▸ Task description
After removing every image, reproduce the data exactly as it appears.

Items from a dataset
• • • •

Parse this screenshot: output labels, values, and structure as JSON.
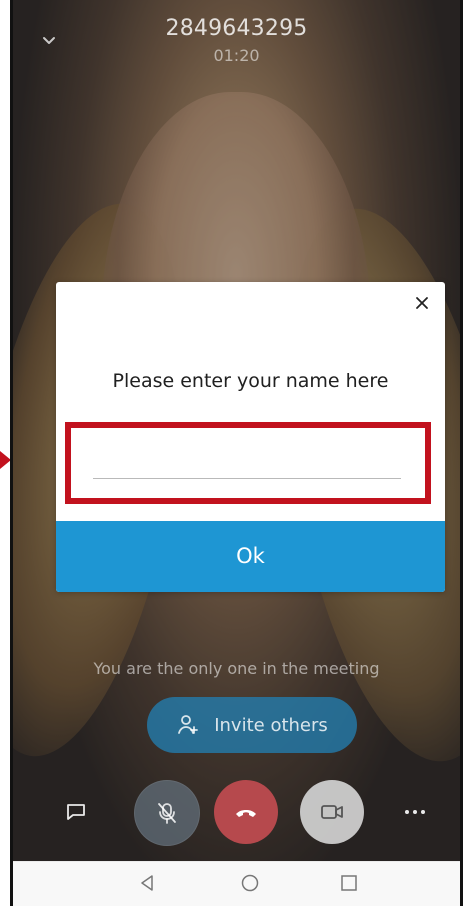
{
  "call": {
    "caller_number": "2849643295",
    "duration": "01:20"
  },
  "dialog": {
    "title": "Please enter your name here",
    "input_value": "",
    "input_placeholder": "",
    "ok_label": "Ok",
    "close_icon": "close-icon"
  },
  "meeting": {
    "status_text": "You are the only one in the meeting",
    "invite_label": "Invite others",
    "invite_icon": "add-person-icon"
  },
  "controls": {
    "chat_icon": "chat-icon",
    "mic_icon": "mic-off-icon",
    "hangup_icon": "phone-hangup-icon",
    "video_icon": "video-camera-icon",
    "more_icon": "more-options-icon"
  },
  "system_nav": {
    "back_icon": "back-triangle-icon",
    "home_icon": "home-circle-icon",
    "recent_icon": "recent-apps-square-icon"
  },
  "colors": {
    "primary_blue": "#1e96d3",
    "highlight_red": "#c2121e",
    "hangup_red": "#b6494d",
    "white": "#ffffff"
  }
}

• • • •

▸ Answer to this problem
Parse this screenshot: output labels, values, and structure as JSON.
{
  "call": {
    "caller_number": "2849643295",
    "duration": "01:20"
  },
  "dialog": {
    "title": "Please enter your name here",
    "input_value": "",
    "input_placeholder": "",
    "ok_label": "Ok",
    "close_icon": "close-icon"
  },
  "meeting": {
    "status_text": "You are the only one in the meeting",
    "invite_label": "Invite others",
    "invite_icon": "add-person-icon"
  },
  "controls": {
    "chat_icon": "chat-icon",
    "mic_icon": "mic-off-icon",
    "hangup_icon": "phone-hangup-icon",
    "video_icon": "video-camera-icon",
    "more_icon": "more-options-icon"
  },
  "system_nav": {
    "back_icon": "back-triangle-icon",
    "home_icon": "home-circle-icon",
    "recent_icon": "recent-apps-square-icon"
  },
  "colors": {
    "primary_blue": "#1e96d3",
    "highlight_red": "#c2121e",
    "hangup_red": "#b6494d",
    "white": "#ffffff"
  }
}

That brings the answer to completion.